though there are some limitations with touch spacing, as I mentioned in [this post]

(Firmware - feature requests - #2 by thetechnobear) .

I do think this is the best approach for arbitrary key-mappings, since the nice thing about drumpad/keypad
is that you do NOT have to do every key, which would be laborious to do (for musical mappings)

however, I don’t think any flat surface is going to feel/play like a piano surface, due to having very little travel - so I tend to use the isomorphic layouts… though like having the piano layout available.

this is the kind of thing, Id recommend having a chat with @embodme about - perhaps something that can be improved.

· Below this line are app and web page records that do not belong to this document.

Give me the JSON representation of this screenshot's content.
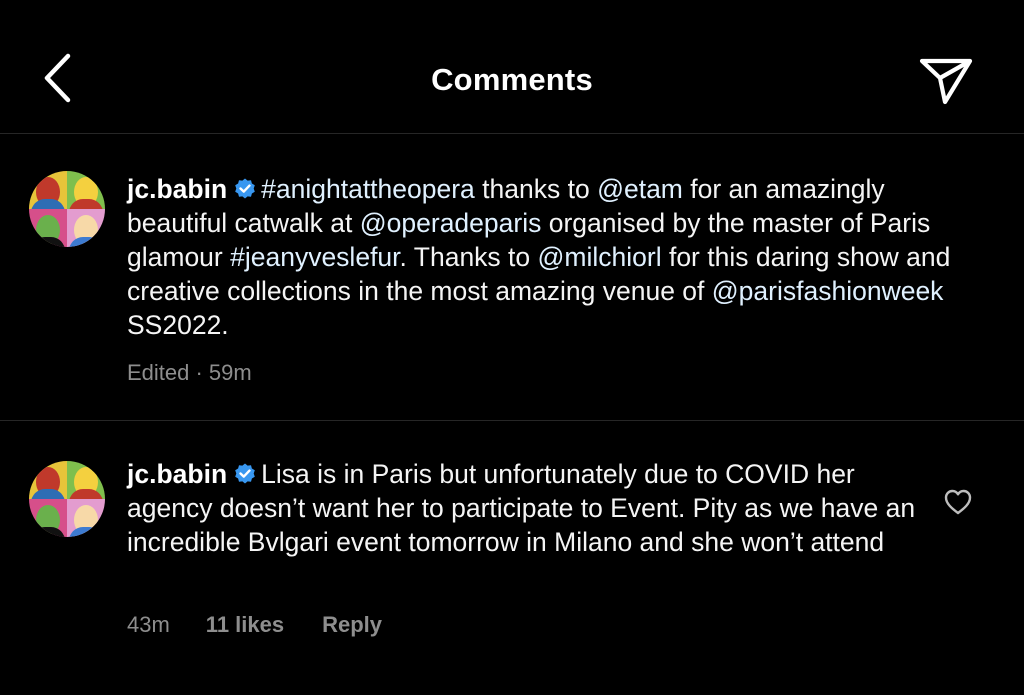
{
  "header": {
    "title": "Comments",
    "back_icon": "chevron-left-icon",
    "share_icon": "paper-plane-icon"
  },
  "colors": {
    "background": "#000000",
    "text": "#f5f5f5",
    "link": "#e0f1ff",
    "meta": "#8e8e8e",
    "verified": "#3897f0",
    "divider": "#262626"
  },
  "comments": [
    {
      "username": "jc.babin",
      "verified": true,
      "segments": [
        {
          "text": "#anightattheopera",
          "link": true
        },
        {
          "text": " thanks to ",
          "link": false
        },
        {
          "text": "@etam",
          "link": true
        },
        {
          "text": " for an amazingly beautiful catwalk at ",
          "link": false
        },
        {
          "text": "@operadeparis",
          "link": true
        },
        {
          "text": " organised by the master of Paris glamour ",
          "link": false
        },
        {
          "text": "#jeanyveslefur",
          "link": true
        },
        {
          "text": ". Thanks to ",
          "link": false
        },
        {
          "text": "@milchiorl",
          "link": true
        },
        {
          "text": " for this daring show and creative collections in the most amazing venue of ",
          "link": false
        },
        {
          "text": "@parisfashionweek",
          "link": true
        },
        {
          "text": " SS2022.",
          "link": false
        }
      ],
      "meta": "Edited · 59m"
    },
    {
      "username": "jc.babin",
      "verified": true,
      "text": "Lisa is in Paris but unfortunately due to COVID her agency doesn’t want her to participate to Event. Pity as we have an incredible Bvlgari event tomorrow in Milano and she won’t attend",
      "time": "43m",
      "likes": "11 likes",
      "reply": "Reply",
      "like_icon": "heart-outline-icon"
    }
  ]
}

I think we should remember that this is version 1.0… I think its easy to forget, that the Linnstrument firmware has been improved (dramatically) over many iterations and years… when the first firmware was released it didn’t feel anywhere near as good as it does now, nor have many of the features that now exist.
this is a testament to the amount of work Geert put in over the years to keep on improving it.

… will Embodme have the same commitment to the Erae Touch, we simply don’t know, much to early to say, so we need to give them our feedback and give them some time to improve things :slight_smile:

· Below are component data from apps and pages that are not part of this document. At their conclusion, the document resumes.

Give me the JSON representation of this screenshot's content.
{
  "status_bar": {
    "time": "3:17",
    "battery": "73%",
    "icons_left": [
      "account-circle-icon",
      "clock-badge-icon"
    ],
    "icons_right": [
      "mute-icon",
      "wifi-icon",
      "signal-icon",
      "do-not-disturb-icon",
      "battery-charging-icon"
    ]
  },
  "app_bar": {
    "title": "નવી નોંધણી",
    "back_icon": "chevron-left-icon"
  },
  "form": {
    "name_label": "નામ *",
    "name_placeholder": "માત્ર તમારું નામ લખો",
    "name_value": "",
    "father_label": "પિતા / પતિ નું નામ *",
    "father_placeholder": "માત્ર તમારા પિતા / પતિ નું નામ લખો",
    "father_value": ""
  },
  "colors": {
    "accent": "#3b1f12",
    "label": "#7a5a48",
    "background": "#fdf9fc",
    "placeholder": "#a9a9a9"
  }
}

I personally think as a v1, its remarkably stable/useable - and with some minor improvements can be fantastic.

Overall, I really do hope @embodme engage with its community.
many of us here, have seen many MPE controllers come n’ go, and too many that are very promising, but that have a few quirks that get in the way of the playing experience.

the Linnstrument is a good example, where they really wanted to get it right… and continued to ‘polish’ it, to become the best experience it could be … and as a result, still today has a really good reputation, and is a controller many will still recommend.
Id love to see @embodme follow this example!


I totally agree. I’m close to the point where I could sell off my Zendrums (well, all but one, to be safe) and be covered by one or perhaps a second Erae Touch. The playing feel really is that close, and as I keep jamming on it, I’m more and more convinced it’s just a matter of adapting my technique. The big selling point is that Zendrum’s firmware limits it to 30 triggers (25 on my goto), but my current Erae Touch drum setup is 5 x 8. I really, really prefer a 100% symmetric setup, but the redundancy forces sacrificing some desirable kit pieces and articulations. 5 x 8 = 40 gets me close; if I can adapt to 6 x 8, that would pretty much be the dream.

My other concern is Embodme’s level of commitment. I hesitate to go all in if the device’s life cycle is less than mine. With Zendrum, on the other hand, it’s not built like a tank so much as tanks are built like it. Proven over a 25-year history, I’m confident that its more straightforward construction will stay repairable beyond the life cycle of the one guy who makes them. I have the same concern with Lumatone. In the feature request thread, you make a strong case for microtonality, which I’ve effectively given up playing on a live instrument that’s properly playable (isomorphic layout with a good feel). The Lumatone is the last, best hope, but I’m super-hesitant to spend so much (shipping and customs increases the cost by almost 1/3) on a device with a boatload of physical mechanisms that will surely need servicing at some point.